Behavior Trees sequencer

Hey guys, so I was wondering if someone could clear something up for my regarding the sequencer in the behavior tree. I’ve read through the manual and I’m basing my question off of this nice little sample project:

Here’s my understanding so far. A sequencer will execute all of its children nodes from left to right and will return false when one of the children return false.

So essentially, it’s: try to execute the first task, if it returns successfully move on to the next task.

Here’s the part that confused me a bit. In the above project, he posted a picture of his final behavior tree

Let’s just use the very first child node as an example. If the ball is in the goal, the character should either celebrate or shrug depending on if was the actor’s goal or not. But according to how a sequencer works, the leftmost action is to celebrate. If that returns true, the actor should then…shrug? Because a sequencer moves on to the next task if the first task returns successfully. So the actor would celebrate and shrug? Doesn’t a sequencer run until a task fails, in which case you would never reach the shrug option without celebrate succeeding first…
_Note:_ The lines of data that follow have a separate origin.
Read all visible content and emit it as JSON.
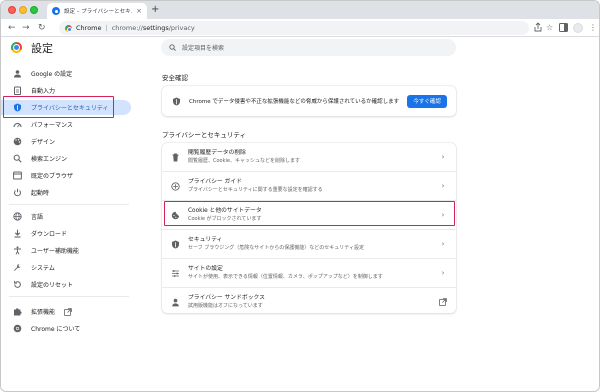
{
  "browser": {
    "tab_title": "設定 – プライバシーとセキュリティ",
    "tab_close": "×",
    "new_tab": "+",
    "nav": {
      "back": "←",
      "forward": "→",
      "reload": "↻"
    },
    "url": {
      "host": "Chrome",
      "separator": "|",
      "scheme": "chrome://",
      "path_bold": "settings",
      "path_rest": "/privacy"
    },
    "toolbar_icons": [
      "share-icon",
      "star-icon",
      "sidepanel-icon",
      "profile-avatar",
      "menu-icon"
    ]
  },
  "header": {
    "title": "設定",
    "search_placeholder": "設定項目を検索"
  },
  "sidebar": {
    "items": [
      {
        "label": "Google の設定",
        "icon": "person-icon"
      },
      {
        "label": "自動入力",
        "icon": "clipboard-icon"
      },
      {
        "label": "プライバシーとセキュリティ",
        "icon": "shield-icon",
        "active": true
      },
      {
        "label": "パフォーマンス",
        "icon": "speedometer-icon"
      },
      {
        "label": "デザイン",
        "icon": "palette-icon"
      },
      {
        "label": "検索エンジン",
        "icon": "search-icon"
      },
      {
        "label": "既定のブラウザ",
        "icon": "browser-icon"
      },
      {
        "label": "起動時",
        "icon": "power-icon"
      },
      {
        "label": "言語",
        "icon": "globe-icon"
      },
      {
        "label": "ダウンロード",
        "icon": "download-icon"
      },
      {
        "label": "ユーザー補助機能",
        "icon": "accessibility-icon"
      },
      {
        "label": "システム",
        "icon": "wrench-icon"
      },
      {
        "label": "設定のリセット",
        "icon": "reset-icon"
      },
      {
        "label": "拡張機能",
        "icon": "puzzle-icon"
      },
      {
        "label": "Chrome について",
        "icon": "chrome-icon"
      }
    ]
  },
  "safety_check": {
    "section_title": "安全確認",
    "text": "Chrome でデータ侵害や不正な拡張機能などの脅威から保護されているか確認します",
    "button": "今すぐ確認"
  },
  "privacy": {
    "section_title": "プライバシーとセキュリティ",
    "rows": [
      {
        "title": "閲覧履歴データの削除",
        "subtitle": "閲覧履歴、Cookie、キャッシュなどを削除します",
        "icon": "trash-icon",
        "action": "chevron"
      },
      {
        "title": "プライバシー ガイド",
        "subtitle": "プライバシーとセキュリティに関する重要な設定を確認する",
        "icon": "compass-icon",
        "action": "chevron"
      },
      {
        "title": "Cookie と他のサイトデータ",
        "subtitle": "Cookie がブロックされています",
        "icon": "cookie-icon",
        "action": "chevron",
        "highlighted": true
      },
      {
        "title": "セキュリティ",
        "subtitle": "セーフ ブラウジング（危険なサイトからの保護機能）などのセキュリティ設定",
        "icon": "shield-icon",
        "action": "chevron"
      },
      {
        "title": "サイトの設定",
        "subtitle": "サイトが使用、表示できる情報（位置情報、カメラ、ポップアップなど）を制御します",
        "icon": "sliders-icon",
        "action": "chevron"
      },
      {
        "title": "プライバシー サンドボックス",
        "subtitle": "試用版機能はオフになっています",
        "icon": "flask-icon",
        "action": "external"
      }
    ]
  },
  "colors": {
    "accent": "#1a73e8",
    "highlight_border": "#d6225a",
    "active_bg": "#d3e3fd"
  }
}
I’m trying to figure out why you would use a sequencer instead of another selector. The way he has it set up is a lot more concise than what I was thinking, which would require two selectors (check if ball is in the goal, check if it’s your own goal). I think I’m misunderstanding something trivial here…

EDIT: So I downloaded the project itself and realized that he put some of the extra logic in the blueprint for the celebrate task itself (namely, check if the actor’s team scored). I guess my new question is, is there a preferred convention? It seems like keeping most of the logic checks (true/false, less than, equal to, etc) in the behavior tree itself and out of the blueprints would be the simplest route. Is it basically sequencer = two selectors? Kind of how like 3 NAND gates is an OR gate (non-EE people ignore me)

I was about to respond, that there might be a hidden logic in the task implementations, and that would be a reason this worked. Just like you commented :slight_smile:

This is a bad thing to do mainly because it’s confusing, and it’s distributing logic to multiple places. Using sequence here doesn’t make much sense - does the “celebrate” task can fail? If so, does this mean no “shrug” neither? Unless this behavior tree relies solely on task return values to control BT flow which is again confusing since I don’t see “condition tasks”, just tasks that can succeed or fail. I guess the only reason this is structured this way is that this one BT controls both teams in some way?

To sum up, I highly encourage using decorators for conditioning BT control flow, or at least having dedicated tasks for condition checking rather then secretly embedding them inside the tasks.

Cheers,

–mieszko